Could you share a little bit about what listeners might expect at your performances with the Colorado Symphony in Denver?
I will be performing my third banjo concerto, which was commissioned by the Louisiana Symphony to commemorate the tricentennial of New Orleans. We played it for the first time last week, and it went very well. New Orleans is such a musical melting pot, which gave me the permission to do almost anything I wanted and include jazz, bluegrass, gospel and Creole influences. I did listen to a bunch of Louisiana music before I began to write, and then I wrote freely.
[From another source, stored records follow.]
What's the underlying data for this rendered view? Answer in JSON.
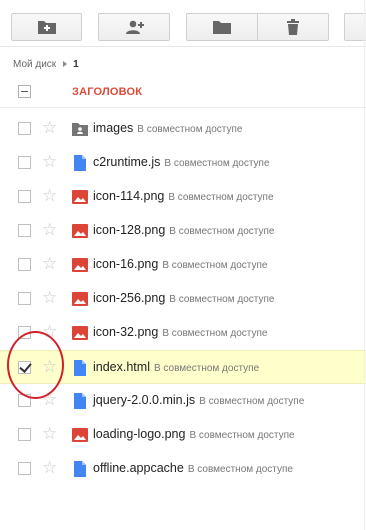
{
  "toolbar": {
    "buttons": [
      {
        "name": "new-folder-icon"
      },
      {
        "name": "share-user-icon"
      },
      {
        "name": "move-folder-icon"
      },
      {
        "name": "delete-icon"
      },
      {
        "name": "more-button"
      }
    ]
  },
  "breadcrumb": {
    "root": "Мой диск",
    "current": "1"
  },
  "header": {
    "title": "ЗАГОЛОВОК"
  },
  "shared_label": "В совместном доступе",
  "files": [
    {
      "name": "images",
      "type": "folder-shared",
      "shared": "В совместном доступе",
      "selected": false
    },
    {
      "name": "c2runtime.js",
      "type": "doc",
      "shared": "В совместном доступе",
      "selected": false
    },
    {
      "name": "icon-114.png",
      "type": "image",
      "shared": "В совместном доступе",
      "selected": false
    },
    {
      "name": "icon-128.png",
      "type": "image",
      "shared": "В совместном доступе",
      "selected": false
    },
    {
      "name": "icon-16.png",
      "type": "image",
      "shared": "В совместном доступе",
      "selected": false
    },
    {
      "name": "icon-256.png",
      "type": "image",
      "shared": "В совместном доступе",
      "selected": false
    },
    {
      "name": "icon-32.png",
      "type": "image",
      "shared": "В совместном доступе",
      "selected": false
    },
    {
      "name": "index.html",
      "type": "doc",
      "shared": "В совместном доступе",
      "selected": true
    },
    {
      "name": "jquery-2.0.0.min.js",
      "type": "doc",
      "shared": "В совместном доступе",
      "selected": false
    },
    {
      "name": "loading-logo.png",
      "type": "image",
      "shared": "В совместном доступе",
      "selected": false
    },
    {
      "name": "offline.appcache",
      "type": "doc",
      "shared": "В совместном доступе",
      "selected": false
    }
  ],
  "colors": {
    "accent_red": "#dd4b39",
    "doc_blue": "#4285f4",
    "image_red": "#db4437",
    "selected_bg": "#ffffcc",
    "annotation": "#d0202a"
  }
}
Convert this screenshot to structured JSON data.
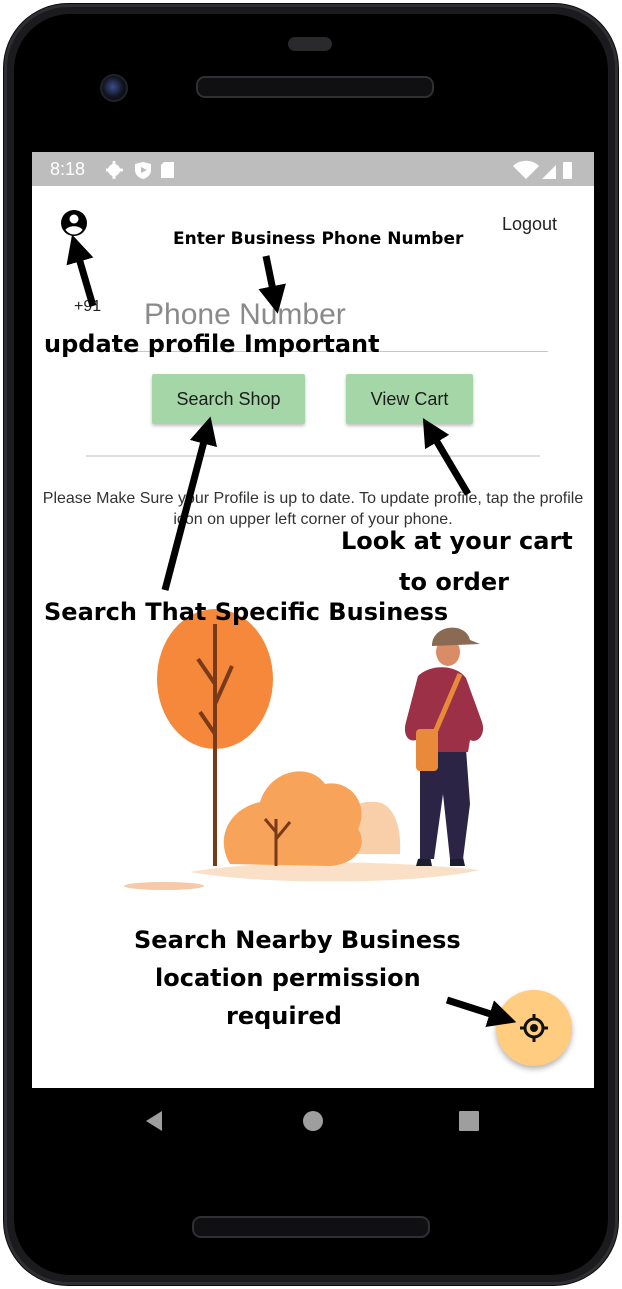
{
  "status_bar": {
    "time": "8:18",
    "icons": [
      "gear-icon",
      "shield-icon",
      "sd-card-icon",
      "wifi-icon",
      "signal-icon",
      "battery-icon"
    ]
  },
  "app": {
    "logout_label": "Logout",
    "country_code": "+91",
    "phone_placeholder": "Phone Number",
    "search_button_label": "Search Shop",
    "cart_button_label": "View Cart",
    "info_message": "Please Make Sure your Profile is up to date. To update profile, tap the profile icon on upper left corner of your phone.",
    "accent_color": "#a5d6a7",
    "fab_color": "#ffcc80"
  },
  "annotations": {
    "enter_phone": "Enter Business Phone Number",
    "update_profile": "update profile Important",
    "look_cart_line1": "Look at your cart",
    "look_cart_line2": "to order",
    "search_business": "Search That Specific Business",
    "nearby_line1": "Search Nearby Business",
    "nearby_line2": "location permission",
    "nearby_line3": "required"
  },
  "nav_bar": {
    "icons": [
      "back-icon",
      "home-icon",
      "recents-icon"
    ]
  }
}
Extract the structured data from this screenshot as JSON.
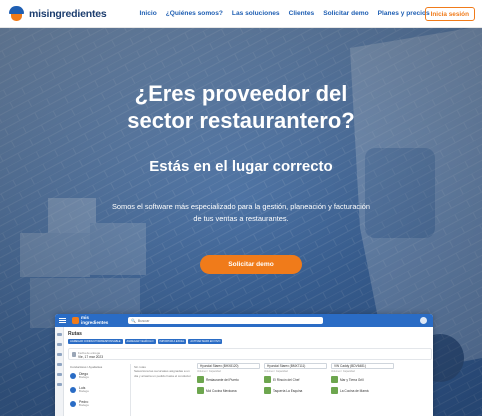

I’m proud of the piece and excited for people to hear it. It is truly different than anything else I have done, so it passes my test.
Béla Fleck, Concerto for Banjo with the Colorado Symphony, 7:30 p.m. Friday, April 13, and Saturday, April 14, Boettcher Concert Hall, $25-$99.